China shifts focus to coal for ethanol production over sugarcane and maize

China has initiated testing of ethanol production using coal instead of traditional food resources such as corn or sugarcane, according to state-run media reports. The plant, situated in southeastern China, boasts an annual production capacity of 600,000 metric tons, making it the world’s largest ethanol-producing facility.

Officials have underscored the aim to tap into the country’s abundant coal resources to produce ethanol, reducing the dependency on vital food sources and curbing the need for fuel imports.

The Chinese Academy of Sciences’ Dalian Institute of Chemical Physics (DICP) highlighted the significance of this new production method for China’s food security, energy security, and the chemical industry supply chain. The initiative is seen as a move towards utilizing low-grade coal in the ethanol production process, potentially saving millions of tonnes of grain annually that can be redirected towards food resources.

The technology, known as DMTE, involves producing methanol from coke oven gas, a by-product of coke production using coal. The methanol is then used to generate ethanol, supporting large-scale production from both coal and natural gas. China is reportedly the sole country known to deploy this technology on an industrial scale using fossil fuels.

Despite being the world’s leading coal producer and consumer, China is striving to balance its commitment to coal with environmental concerns. The South China Morning Post reported that in the past year, China produced approximately 2.7 million tonnes of fuel ethanol through the fermentation of aged grain but faced a shortfall of about 10 million tonnes, necessitating imports.

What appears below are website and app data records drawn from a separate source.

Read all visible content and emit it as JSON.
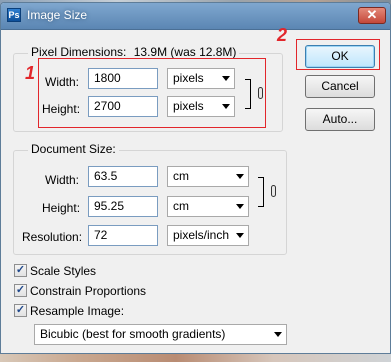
{
  "window": {
    "title": "Image Size",
    "close_label": "✕"
  },
  "pixel_dimensions": {
    "label": "Pixel Dimensions:",
    "value": "13.9M (was 12.8M)",
    "width_label": "Width:",
    "width_value": "1800",
    "width_unit": "pixels",
    "height_label": "Height:",
    "height_value": "2700",
    "height_unit": "pixels"
  },
  "document_size": {
    "label": "Document Size:",
    "width_label": "Width:",
    "width_value": "63.5",
    "width_unit": "cm",
    "height_label": "Height:",
    "height_value": "95.25",
    "height_unit": "cm",
    "resolution_label": "Resolution:",
    "resolution_value": "72",
    "resolution_unit": "pixels/inch"
  },
  "buttons": {
    "ok": "OK",
    "cancel": "Cancel",
    "auto": "Auto..."
  },
  "options": {
    "scale_styles": {
      "label": "Scale Styles",
      "checked": true
    },
    "constrain": {
      "label": "Constrain Proportions",
      "checked": true
    },
    "resample": {
      "label": "Resample Image:",
      "checked": true
    },
    "resample_method": "Bicubic (best for smooth gradients)"
  },
  "annotations": {
    "one": "1",
    "two": "2"
  },
  "colors": {
    "annotation": "#e2262b",
    "titlebar": "#5b86b3",
    "focus_border": "#7a9cc0"
  }
}
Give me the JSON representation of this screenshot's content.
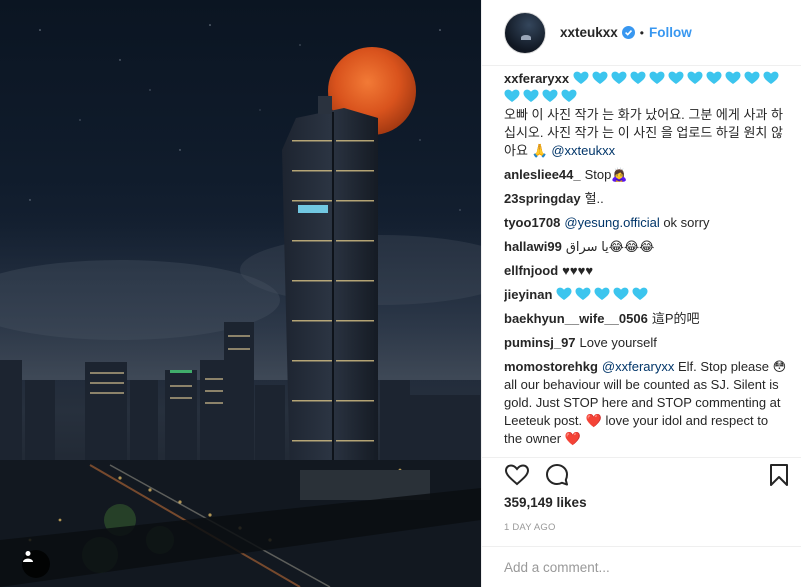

China’s coal-to-ethanol initiative is spearheaded by DICP director Liu Zhongmin, who led the development of the DMTE technology after researching non-crop ethanol production methods since 2010. The DICP has continually upgraded its coal-to-ethanol production line in Shaanxi province, and currently, 13 industrial facilities, including two overseas ones; plan to use DMTE technology, with an ethanol production capacity of 3.95 million tonnes per year, as per the DICP report.


Please enter your comment!
Please enter your name here